## YOUR GOAL
The required output is the line that contains "Decode this image" and every line after it, each written out exactly, up to the end of the entries.

## Data about app and page elements
═══
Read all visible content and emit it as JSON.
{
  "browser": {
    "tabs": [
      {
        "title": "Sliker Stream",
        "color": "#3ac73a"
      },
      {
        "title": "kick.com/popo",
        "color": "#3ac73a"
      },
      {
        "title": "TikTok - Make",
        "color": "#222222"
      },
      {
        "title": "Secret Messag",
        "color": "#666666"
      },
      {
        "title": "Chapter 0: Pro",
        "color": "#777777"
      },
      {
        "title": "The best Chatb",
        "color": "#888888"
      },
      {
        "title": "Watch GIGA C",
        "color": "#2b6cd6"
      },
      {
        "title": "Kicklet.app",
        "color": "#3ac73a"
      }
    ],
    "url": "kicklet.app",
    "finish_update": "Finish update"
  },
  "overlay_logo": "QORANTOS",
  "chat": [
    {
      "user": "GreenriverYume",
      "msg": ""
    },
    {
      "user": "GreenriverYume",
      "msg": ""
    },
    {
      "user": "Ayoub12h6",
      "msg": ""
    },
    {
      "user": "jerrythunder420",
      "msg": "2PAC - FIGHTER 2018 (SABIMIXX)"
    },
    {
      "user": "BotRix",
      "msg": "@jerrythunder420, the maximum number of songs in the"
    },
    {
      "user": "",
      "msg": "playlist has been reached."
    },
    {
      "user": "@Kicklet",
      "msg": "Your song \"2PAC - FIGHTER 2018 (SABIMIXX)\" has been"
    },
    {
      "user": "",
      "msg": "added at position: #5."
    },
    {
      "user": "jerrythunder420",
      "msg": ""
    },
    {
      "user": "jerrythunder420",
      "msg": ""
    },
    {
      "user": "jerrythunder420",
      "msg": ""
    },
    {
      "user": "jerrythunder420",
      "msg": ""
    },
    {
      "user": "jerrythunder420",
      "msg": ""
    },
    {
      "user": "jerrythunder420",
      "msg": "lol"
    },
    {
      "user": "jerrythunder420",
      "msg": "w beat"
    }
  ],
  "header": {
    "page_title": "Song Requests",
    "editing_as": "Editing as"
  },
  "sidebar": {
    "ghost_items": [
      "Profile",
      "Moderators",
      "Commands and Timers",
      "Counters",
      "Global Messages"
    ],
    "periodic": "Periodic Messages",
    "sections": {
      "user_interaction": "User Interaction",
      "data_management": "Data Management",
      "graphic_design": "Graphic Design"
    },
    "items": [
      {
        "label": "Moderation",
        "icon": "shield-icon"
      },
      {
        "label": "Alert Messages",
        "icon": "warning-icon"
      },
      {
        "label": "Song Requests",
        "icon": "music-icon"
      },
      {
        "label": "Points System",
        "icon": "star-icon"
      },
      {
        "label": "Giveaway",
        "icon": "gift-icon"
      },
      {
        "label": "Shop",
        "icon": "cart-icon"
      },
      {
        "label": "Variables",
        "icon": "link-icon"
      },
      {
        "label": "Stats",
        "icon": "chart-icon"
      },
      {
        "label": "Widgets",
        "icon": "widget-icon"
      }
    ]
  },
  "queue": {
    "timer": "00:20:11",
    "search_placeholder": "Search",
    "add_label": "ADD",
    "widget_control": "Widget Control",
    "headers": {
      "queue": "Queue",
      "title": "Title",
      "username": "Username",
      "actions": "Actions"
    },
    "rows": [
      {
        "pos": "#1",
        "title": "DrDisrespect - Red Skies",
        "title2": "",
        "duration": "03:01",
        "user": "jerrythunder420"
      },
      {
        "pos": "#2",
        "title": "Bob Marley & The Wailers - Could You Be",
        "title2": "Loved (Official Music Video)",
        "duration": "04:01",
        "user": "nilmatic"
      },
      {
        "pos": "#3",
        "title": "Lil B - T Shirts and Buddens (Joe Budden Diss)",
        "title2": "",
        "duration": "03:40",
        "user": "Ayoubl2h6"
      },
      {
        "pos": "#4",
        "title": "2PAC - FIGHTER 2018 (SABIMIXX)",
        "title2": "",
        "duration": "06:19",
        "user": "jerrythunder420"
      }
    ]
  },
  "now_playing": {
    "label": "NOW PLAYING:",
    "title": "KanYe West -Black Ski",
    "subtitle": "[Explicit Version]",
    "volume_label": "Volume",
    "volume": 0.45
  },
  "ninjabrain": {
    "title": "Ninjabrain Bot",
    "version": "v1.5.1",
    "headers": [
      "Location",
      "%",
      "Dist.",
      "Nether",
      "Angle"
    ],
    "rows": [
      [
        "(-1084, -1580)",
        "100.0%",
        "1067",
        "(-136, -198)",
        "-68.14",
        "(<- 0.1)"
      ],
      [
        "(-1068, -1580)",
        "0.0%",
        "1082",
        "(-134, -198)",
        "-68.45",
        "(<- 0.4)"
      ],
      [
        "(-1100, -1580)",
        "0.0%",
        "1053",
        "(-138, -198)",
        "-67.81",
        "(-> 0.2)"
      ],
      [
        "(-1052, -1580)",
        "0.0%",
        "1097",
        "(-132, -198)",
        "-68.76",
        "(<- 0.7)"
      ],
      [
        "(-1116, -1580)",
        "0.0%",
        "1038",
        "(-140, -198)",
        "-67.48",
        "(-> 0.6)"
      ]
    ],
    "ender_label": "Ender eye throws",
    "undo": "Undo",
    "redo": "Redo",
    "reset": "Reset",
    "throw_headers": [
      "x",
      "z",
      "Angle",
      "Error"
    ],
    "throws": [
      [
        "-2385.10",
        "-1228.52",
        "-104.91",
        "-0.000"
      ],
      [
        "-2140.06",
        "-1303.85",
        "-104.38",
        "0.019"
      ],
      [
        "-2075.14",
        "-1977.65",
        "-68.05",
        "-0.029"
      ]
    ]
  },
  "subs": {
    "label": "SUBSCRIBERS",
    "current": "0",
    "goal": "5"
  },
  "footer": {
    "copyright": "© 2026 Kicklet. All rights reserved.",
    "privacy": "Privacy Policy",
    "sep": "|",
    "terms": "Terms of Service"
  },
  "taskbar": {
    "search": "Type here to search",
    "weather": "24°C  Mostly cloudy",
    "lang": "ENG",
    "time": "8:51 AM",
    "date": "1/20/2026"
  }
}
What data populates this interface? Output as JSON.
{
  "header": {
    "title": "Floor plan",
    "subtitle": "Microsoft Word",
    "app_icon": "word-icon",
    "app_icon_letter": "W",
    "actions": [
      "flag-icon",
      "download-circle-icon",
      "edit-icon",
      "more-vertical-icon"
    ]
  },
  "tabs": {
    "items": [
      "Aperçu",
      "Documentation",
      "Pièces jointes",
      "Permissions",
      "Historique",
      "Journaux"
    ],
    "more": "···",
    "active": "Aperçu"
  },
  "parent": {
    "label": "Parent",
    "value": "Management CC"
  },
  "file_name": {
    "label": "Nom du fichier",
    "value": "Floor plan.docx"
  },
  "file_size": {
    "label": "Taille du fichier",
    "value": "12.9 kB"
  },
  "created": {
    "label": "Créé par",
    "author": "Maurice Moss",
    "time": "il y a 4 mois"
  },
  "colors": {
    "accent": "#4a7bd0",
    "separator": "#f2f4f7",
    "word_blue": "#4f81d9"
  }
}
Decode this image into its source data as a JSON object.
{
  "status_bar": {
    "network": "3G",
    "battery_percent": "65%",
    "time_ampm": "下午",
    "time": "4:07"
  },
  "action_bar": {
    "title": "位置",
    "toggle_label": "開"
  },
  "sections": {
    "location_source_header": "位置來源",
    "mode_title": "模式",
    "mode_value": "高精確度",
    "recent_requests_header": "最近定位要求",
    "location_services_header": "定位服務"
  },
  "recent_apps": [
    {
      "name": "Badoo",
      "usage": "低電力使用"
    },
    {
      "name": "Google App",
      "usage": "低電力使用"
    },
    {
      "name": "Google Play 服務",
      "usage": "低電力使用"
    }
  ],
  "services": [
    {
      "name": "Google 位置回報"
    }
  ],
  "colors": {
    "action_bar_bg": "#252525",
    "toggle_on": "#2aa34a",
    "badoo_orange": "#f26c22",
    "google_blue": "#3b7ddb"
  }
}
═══
## EXPECTED OUTPUT
Decode this image into its source data as a JSON object.
{
  "status_bar": {
    "network": "3G",
    "battery_percent": "65%",
    "time_ampm": "下午",
    "time": "4:07"
  },
  "action_bar": {
    "title": "位置",
    "toggle_label": "開"
  },
  "sections": {
    "location_source_header": "位置來源",
    "mode_title": "模式",
    "mode_value": "高精確度",
    "recent_requests_header": "最近定位要求",
    "location_services_header": "定位服務"
  },
  "recent_apps": [
    {
      "name": "Badoo",
      "usage": "低電力使用"
    },
    {
      "name": "Google App",
      "usage": "低電力使用"
    },
    {
      "name": "Google Play 服務",
      "usage": "低電力使用"
    }
  ],
  "services": [
    {
      "name": "Google 位置回報"
    }
  ],
  "colors": {
    "action_bar_bg": "#252525",
    "toggle_on": "#2aa34a",
    "badoo_orange": "#f26c22",
    "google_blue": "#3b7ddb"
  }
}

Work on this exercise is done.